By: Brian Gunn
Stellaris is the latest strategy game from Paradox Interactive, a name no doubt familiar to anyone interested in the genre. This time, however, they’ve forgone the usual historical time periods to gaze into the future. Do their talents and formula lend themselves well to sci-fi galaxy conquering, or should they have stayed earthbound?
Stellaris is a primarily mouse-based strategy game, even though it has a multitude of obscure hotkeys for every little action, and so it needs a strong interface in order to manage your empire. Thankfully, it largely succeeds on that front. It’s easy to get lost in these sorts of games, but all relevant info, such as all your various ships and their current tasks, is handily on screen at all times.
As your empire expands, though, things can get a little confusing. The general diplomacy screen is just not very well laid out once you’ve encountered a few other species, and I found myself engaging in diplomacy by interacting from the galaxy map instead. Similarly, it’s easy to forget what the individual planets are up to, though the game will provide a few reminders during dire moments.
Visuals in Stellaris are passable and generally serve their purpose. It’s a game where you’ll frequently be spending time on the macro scale so it makes sense to not be too detailed. That being said, there is some charm to be had, especially with the alien factions. While some are basic humanoids, there’s a variety of space sloths and fungoid races that are very well designed and fun to interact with.
Sound design is similarly basic. It feels like the same song is frequently what you’ll hear, the sort of theme that’s great but fairly similar to other star trekking works out there. There are some useful audio cues for when you encounter a hostile fleet, and the game’s tutorial helper is voiced, which helps to get oriented.
Stellaris tasks players to take on the role of leading a galactic empire during the space age. How you go about this and the race you pick are up to you. Some may prefer peace and diplomacy, while others war and slavery. Just picking your race has heavy consequences on the rest of that game.
In many ways Stellaris feels like it has more Civilization series blood in its veins than it does the likes of Crusader Kings. There are no complicated family members and political machinations are reduced. In fact you can spend a decent amount of time barely encountering any of the AI players.
Things start off small, using science ships as scouts and construction ships to build stations where resources were found, and then slowly creeping outward. Eventually you’ll run out of resources in your domain and will need to expand, as resources not within your borders cannot be claimed.
All the while there’s the typical scientific research going on. These can vary from improving parts of your ship to new ways to deal with the aliens you’ll encounter. One tiny annoyance with research is that your opportunities are randomized, which can be frustrating when you need something that will help with specific resources.
However, there are some neat tweaks as well. When you have a space battle against a mysterious alien race, you can research the debris left behind that can sometimes lead to unique technologies as well as bonus gains toward ones related to the defeated species.
Resource management is often the name of the game, mostly carefully balancing your expansionism to not overextend the energy you’ve got coming in. There’s also the typical currency to spend, this time called minerals, as well as influence.
Influence is needed to recruit important people like scientists and admirals, as well as for important tasks like setting up outposts or declaring edicts.

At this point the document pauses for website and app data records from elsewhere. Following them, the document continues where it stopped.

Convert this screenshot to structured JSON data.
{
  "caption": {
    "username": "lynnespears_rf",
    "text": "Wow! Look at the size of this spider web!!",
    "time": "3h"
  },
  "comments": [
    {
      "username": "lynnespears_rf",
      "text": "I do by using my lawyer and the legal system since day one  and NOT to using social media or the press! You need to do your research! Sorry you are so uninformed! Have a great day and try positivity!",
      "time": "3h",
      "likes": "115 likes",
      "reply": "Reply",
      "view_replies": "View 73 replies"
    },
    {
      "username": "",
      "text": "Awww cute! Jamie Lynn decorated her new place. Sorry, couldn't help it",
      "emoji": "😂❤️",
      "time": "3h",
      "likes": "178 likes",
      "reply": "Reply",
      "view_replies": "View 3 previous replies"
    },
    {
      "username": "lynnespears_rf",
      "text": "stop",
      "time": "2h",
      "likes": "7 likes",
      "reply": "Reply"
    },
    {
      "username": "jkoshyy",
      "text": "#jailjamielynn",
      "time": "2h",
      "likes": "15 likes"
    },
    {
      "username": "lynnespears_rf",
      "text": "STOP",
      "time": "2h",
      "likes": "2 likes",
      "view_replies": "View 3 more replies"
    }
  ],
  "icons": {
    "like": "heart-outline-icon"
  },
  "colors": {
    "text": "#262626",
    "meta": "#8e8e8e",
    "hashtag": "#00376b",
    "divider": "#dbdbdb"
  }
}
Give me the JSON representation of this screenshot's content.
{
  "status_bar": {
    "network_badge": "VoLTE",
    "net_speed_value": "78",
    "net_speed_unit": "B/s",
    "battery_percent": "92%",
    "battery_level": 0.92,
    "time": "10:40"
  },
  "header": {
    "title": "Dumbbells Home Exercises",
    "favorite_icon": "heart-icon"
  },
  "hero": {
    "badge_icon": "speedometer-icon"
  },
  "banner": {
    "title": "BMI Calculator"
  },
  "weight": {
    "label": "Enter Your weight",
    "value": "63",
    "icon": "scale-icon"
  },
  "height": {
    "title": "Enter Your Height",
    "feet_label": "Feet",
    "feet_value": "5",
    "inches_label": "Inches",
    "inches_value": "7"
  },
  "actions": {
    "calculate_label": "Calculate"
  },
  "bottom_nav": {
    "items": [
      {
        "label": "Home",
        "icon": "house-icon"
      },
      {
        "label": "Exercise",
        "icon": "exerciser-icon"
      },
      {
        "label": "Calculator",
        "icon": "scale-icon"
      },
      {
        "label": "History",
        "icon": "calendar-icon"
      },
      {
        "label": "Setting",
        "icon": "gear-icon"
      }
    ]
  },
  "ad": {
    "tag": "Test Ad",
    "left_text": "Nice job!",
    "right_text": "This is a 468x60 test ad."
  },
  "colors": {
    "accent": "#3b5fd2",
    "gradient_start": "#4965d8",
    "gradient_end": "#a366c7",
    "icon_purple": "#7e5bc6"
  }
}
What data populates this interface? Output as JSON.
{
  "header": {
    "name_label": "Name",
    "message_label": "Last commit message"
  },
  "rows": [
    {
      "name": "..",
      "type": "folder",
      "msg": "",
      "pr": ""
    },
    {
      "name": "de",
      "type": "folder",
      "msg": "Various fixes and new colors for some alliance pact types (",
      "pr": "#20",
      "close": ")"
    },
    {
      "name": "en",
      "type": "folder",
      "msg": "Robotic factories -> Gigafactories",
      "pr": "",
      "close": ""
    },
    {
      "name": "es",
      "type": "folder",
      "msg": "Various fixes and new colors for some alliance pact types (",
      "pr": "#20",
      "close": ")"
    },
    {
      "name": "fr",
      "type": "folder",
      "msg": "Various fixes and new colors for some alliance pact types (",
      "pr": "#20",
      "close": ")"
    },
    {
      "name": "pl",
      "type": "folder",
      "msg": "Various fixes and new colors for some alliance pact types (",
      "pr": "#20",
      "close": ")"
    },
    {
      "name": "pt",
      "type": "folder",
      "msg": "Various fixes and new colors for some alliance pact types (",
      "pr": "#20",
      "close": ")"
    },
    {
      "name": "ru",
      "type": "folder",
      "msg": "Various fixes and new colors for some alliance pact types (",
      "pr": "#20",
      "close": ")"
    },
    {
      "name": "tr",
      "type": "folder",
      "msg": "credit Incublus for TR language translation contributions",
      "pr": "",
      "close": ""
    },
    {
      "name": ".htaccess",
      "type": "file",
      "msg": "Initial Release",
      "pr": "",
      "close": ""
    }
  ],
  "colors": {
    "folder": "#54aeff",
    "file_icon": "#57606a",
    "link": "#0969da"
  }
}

These important people age and die eventually, so don’t be like me and be down to nearly zero when all your governors die of old age at the same time, which let a few revolts grow under my nose.
While the beginning of the game is quite fun, it does sort of slow down toward the middle when you’re gaining a decent amount of power but aren’t quite good enough to take everyone else out. Resources constrain expanding a bit too much, and it’s been acknowledged by the developers already as a problem, with recent patches to address it.
Furthermore, the AI can seem passive and easy at times, and frustratingly random at others. Diplomacy just isn’t as compelling right now compared to expansion and war.
The game does allow you a fairly large amount of customization, from the galaxy size to how many AI races start off in an advanced state. Instead of starting off as a predefined race you can create your own as well with the type of ethics you want, or even mod them in via the game’s default Steam Workshop support.
Stellaris is a fine strategy game; one that’s fairly friendly for beginners provided they start with the tutorial. It does have some mid-game snags, and diplomacy/AI behaviors need some work, but given the developer’s past history with patching in a good variety of fixes and free content, it’s something that will likely be addressed.